Genuine spiritual humility places us securely in the merciful arms of God. Furthermore, humility and meekness are what this old fallen world needs, as well, and to which we must reinforce in all our church leadership appointments, national and local political elections, and work staff hires. An abundance of smarts and grit cannot compensate for a lack of humility. God is always in control, and so, syncing our lives with divine providence and care will enable us to be better off.

Yet, humility is one of the hardest virtues to practice because it requires that we willingly put aside pride, ego, and personal agendas to embrace God’s agenda:

God blesses those people who depend only on him. They belong to the kingdom of heaven! (Matthew 5:3, CEV)

Jesus said, “The truth is, you must change your thinking and become like little children. If you don’t do this, you will never enter God’s kingdom. (Matthew 18:3, ERV)

Don’t do anything for selfish purposes, but with humility think of others as better than yourselves. (Philippians 2:3, CEB)

To be a humble leader means to have the intention, focus, and action of seeking God’s will and way in everything. Then, to have the courage to lead others in God’s direction despite resistance and opposition from those who want to follow a different path.

Therefore, our task as spiritual leaders is to pursue hard after God’s direction rather than relying solely upon our base instincts, pragmatic desires, and personal views. Humility provides us a radical openness to God. A meek and gentle spirit enables us to develop an ever-deepening awareness of where God is leading. The Lord is up to something and has plans for our world, our locales, and our faith communities.

We also need to recognize that not everyone is open to God. If our focus is primarily on molding a group of people to be what we want them to be, then we may have become closed to what God wants. This closed spirit comes out in a couple of different ways:

  1. Maintaining tradition at all costs. Living with uncertainty and ambiguity is too much for some leaders, so they stick close to the status quo. Like Abraham, however, we are called to move and change without always knowing where we are going. (Genesis 12:1-5)
  • Getting rid of tradition like there is no tomorrow. To get what they want some leaders focus solely on their own needs and desires without considering those they are called to lead. Like Timothy, we are to hold onto the great deposit of doctrine and heritage given to us and not always be looking for the next new thing to turn things around. (1 Timothy 6:20-21; 2 Timothy 1:13-14)

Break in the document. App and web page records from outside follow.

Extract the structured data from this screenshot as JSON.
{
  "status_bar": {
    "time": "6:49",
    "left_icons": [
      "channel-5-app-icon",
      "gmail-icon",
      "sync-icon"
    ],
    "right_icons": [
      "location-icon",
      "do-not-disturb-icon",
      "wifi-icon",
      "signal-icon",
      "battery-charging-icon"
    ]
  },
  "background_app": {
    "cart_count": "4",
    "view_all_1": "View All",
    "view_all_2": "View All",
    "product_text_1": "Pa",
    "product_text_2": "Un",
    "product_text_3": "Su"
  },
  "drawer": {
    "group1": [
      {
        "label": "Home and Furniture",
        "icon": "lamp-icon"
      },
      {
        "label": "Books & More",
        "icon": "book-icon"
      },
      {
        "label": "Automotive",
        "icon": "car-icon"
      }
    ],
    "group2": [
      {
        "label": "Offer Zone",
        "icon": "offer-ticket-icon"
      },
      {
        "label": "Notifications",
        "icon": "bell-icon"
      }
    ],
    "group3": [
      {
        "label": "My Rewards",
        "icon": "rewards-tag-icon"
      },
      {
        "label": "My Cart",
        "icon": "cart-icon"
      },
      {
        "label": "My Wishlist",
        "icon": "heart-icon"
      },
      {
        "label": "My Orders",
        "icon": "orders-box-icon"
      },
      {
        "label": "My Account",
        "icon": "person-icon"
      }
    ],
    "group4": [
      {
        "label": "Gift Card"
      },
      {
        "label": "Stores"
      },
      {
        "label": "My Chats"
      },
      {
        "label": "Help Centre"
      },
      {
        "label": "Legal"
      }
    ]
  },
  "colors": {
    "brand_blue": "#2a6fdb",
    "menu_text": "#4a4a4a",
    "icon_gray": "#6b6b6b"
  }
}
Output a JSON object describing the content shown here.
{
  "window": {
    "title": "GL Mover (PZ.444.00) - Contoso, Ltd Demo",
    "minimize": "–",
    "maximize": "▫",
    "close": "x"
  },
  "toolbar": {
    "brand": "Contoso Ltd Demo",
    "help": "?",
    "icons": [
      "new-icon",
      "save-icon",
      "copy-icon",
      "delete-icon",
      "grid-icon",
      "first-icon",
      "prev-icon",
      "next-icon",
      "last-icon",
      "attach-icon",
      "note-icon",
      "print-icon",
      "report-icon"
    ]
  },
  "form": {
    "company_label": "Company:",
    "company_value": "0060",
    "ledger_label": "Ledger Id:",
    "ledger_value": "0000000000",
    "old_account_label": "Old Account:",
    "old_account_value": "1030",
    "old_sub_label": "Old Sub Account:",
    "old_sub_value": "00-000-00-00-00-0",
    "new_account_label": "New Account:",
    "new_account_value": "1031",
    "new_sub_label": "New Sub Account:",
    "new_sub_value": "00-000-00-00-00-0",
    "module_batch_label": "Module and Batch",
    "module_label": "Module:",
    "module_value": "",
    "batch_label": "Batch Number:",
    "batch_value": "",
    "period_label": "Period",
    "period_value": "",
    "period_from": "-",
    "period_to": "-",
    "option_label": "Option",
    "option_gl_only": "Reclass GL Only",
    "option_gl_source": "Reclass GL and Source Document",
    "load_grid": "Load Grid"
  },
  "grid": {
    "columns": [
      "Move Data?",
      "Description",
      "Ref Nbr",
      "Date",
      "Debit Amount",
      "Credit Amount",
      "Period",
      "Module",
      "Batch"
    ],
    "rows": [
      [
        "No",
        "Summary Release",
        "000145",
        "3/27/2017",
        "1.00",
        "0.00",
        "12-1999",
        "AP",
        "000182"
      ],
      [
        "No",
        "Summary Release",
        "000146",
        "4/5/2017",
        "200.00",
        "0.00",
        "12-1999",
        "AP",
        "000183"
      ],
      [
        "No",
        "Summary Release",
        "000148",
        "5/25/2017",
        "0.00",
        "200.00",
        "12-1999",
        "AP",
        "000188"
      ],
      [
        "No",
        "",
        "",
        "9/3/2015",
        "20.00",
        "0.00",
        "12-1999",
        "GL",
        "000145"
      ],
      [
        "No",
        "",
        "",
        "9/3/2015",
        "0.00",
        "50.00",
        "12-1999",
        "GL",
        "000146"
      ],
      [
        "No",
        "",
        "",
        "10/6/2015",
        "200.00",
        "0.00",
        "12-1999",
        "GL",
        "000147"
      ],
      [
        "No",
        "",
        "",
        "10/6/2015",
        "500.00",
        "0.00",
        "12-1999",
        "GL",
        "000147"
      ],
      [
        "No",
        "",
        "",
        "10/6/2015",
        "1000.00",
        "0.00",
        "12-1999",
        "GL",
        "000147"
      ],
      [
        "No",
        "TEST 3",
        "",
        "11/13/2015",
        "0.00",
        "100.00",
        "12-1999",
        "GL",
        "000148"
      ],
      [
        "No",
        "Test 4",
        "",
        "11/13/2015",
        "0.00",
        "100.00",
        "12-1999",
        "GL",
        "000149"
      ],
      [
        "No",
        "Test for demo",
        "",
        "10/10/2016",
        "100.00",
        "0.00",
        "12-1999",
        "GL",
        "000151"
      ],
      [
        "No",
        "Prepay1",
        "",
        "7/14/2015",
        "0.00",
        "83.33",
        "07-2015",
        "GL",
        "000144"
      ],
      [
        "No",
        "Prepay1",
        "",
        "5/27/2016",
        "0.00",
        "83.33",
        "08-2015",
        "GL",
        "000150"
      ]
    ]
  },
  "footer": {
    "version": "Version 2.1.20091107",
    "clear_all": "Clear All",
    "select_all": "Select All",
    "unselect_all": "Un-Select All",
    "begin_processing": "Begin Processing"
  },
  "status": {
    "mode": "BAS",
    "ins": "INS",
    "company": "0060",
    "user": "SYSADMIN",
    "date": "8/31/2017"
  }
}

Humility-based leadership continually consults the divine will and others’ wisdom in a concerted effort to be collaboratively open to God. A humble spirit enables and empowers leaders:

  • To lead from a position of faith, not fear.
  • To seek divine help and resources through a posture of listening. 
  • To practice love in all things to all persons.
  • To make prayer and discernment the foundation of planning.
  • To read Holy Scripture as if life depended on it.
  • To consult and collaborate with others who are like-minded.
  • To honor and respect tradition while holding it with open hands, not closed fists.

If we cultivate a humble attitude and a deep openness to God, along with a determined readiness to move people lovingly and graciously in God’s direction, then amazing things can happen. Let our prayer together be this: 

I am yours, wise God, no matter where you call me to go, what you call me to do, and how you call me to be.  I will seek your will and way as I lead others to do the same through Jesus Christ our Lord in the power and guidance of your Holy Spirit. Amen.

Matthew 16:21-28 – The Need for Sacrifice

Welcome, friends. Simply click the video below and let us consider together the words of Jesus.

You may also view this video at TimEhrhardtYouTube

For a response in song, click Take My Life and Let It Be arranged by Hymn Charts.

And, also click Jesus, I My Cross Have Taken sung by RYM Worship.

May the Lord bless you
    and keep you.
May the Lord smile down on you
    and show you his kindness.
May the Lord answer your prayers
    and give you peace. Amen.